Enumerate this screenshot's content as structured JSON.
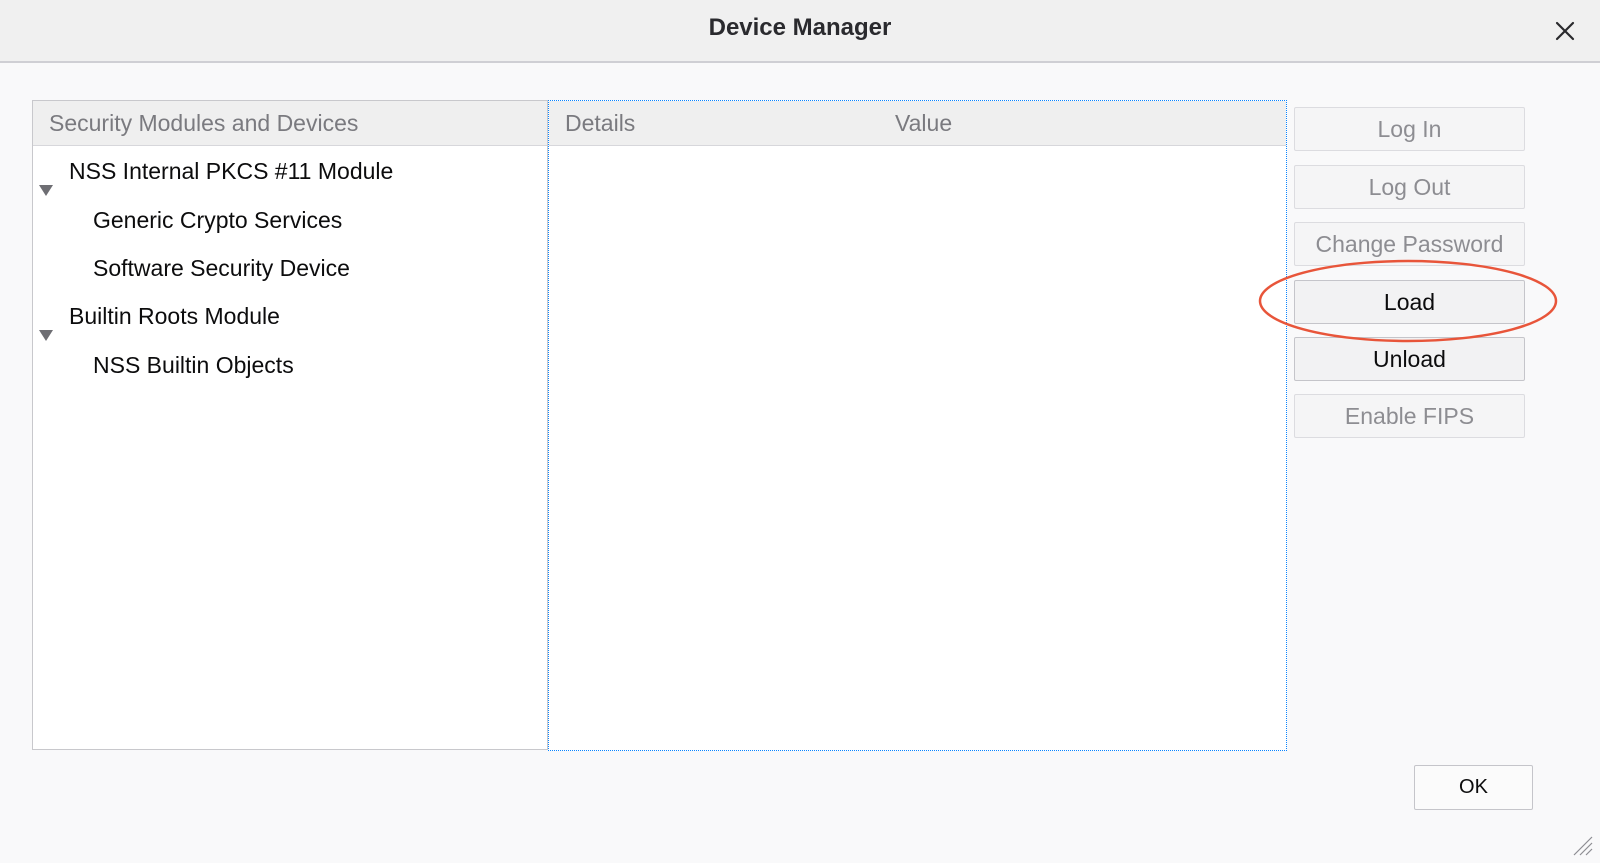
{
  "window": {
    "title": "Device Manager",
    "close_icon": "close-icon"
  },
  "tree": {
    "header": "Security Modules and Devices",
    "items": [
      {
        "label": "NSS Internal PKCS #11 Module",
        "level": 1,
        "expanded": true
      },
      {
        "label": "Generic Crypto Services",
        "level": 2
      },
      {
        "label": "Software Security Device",
        "level": 2
      },
      {
        "label": "Builtin Roots Module",
        "level": 1,
        "expanded": true
      },
      {
        "label": "NSS Builtin Objects",
        "level": 2
      }
    ]
  },
  "details": {
    "columns": [
      "Details",
      "Value"
    ]
  },
  "buttons": {
    "login": {
      "label": "Log In",
      "enabled": false
    },
    "logout": {
      "label": "Log Out",
      "enabled": false
    },
    "change_password": {
      "label": "Change Password",
      "enabled": false
    },
    "load": {
      "label": "Load",
      "enabled": true
    },
    "unload": {
      "label": "Unload",
      "enabled": true
    },
    "enable_fips": {
      "label": "Enable FIPS",
      "enabled": false
    },
    "ok": {
      "label": "OK"
    }
  },
  "colors": {
    "annotation": "#e8553a",
    "focus_border": "#0a84ff"
  }
}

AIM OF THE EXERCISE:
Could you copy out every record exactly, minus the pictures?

EXERCISE OUTPUT:
Enumerate this screenshot's content as structured JSON.
{
  "window": {
    "title": "Device Manager",
    "close_icon": "close-icon"
  },
  "tree": {
    "header": "Security Modules and Devices",
    "items": [
      {
        "label": "NSS Internal PKCS #11 Module",
        "level": 1,
        "expanded": true
      },
      {
        "label": "Generic Crypto Services",
        "level": 2
      },
      {
        "label": "Software Security Device",
        "level": 2
      },
      {
        "label": "Builtin Roots Module",
        "level": 1,
        "expanded": true
      },
      {
        "label": "NSS Builtin Objects",
        "level": 2
      }
    ]
  },
  "details": {
    "columns": [
      "Details",
      "Value"
    ]
  },
  "buttons": {
    "login": {
      "label": "Log In",
      "enabled": false
    },
    "logout": {
      "label": "Log Out",
      "enabled": false
    },
    "change_password": {
      "label": "Change Password",
      "enabled": false
    },
    "load": {
      "label": "Load",
      "enabled": true
    },
    "unload": {
      "label": "Unload",
      "enabled": true
    },
    "enable_fips": {
      "label": "Enable FIPS",
      "enabled": false
    },
    "ok": {
      "label": "OK"
    }
  },
  "colors": {
    "annotation": "#e8553a",
    "focus_border": "#0a84ff"
  }
}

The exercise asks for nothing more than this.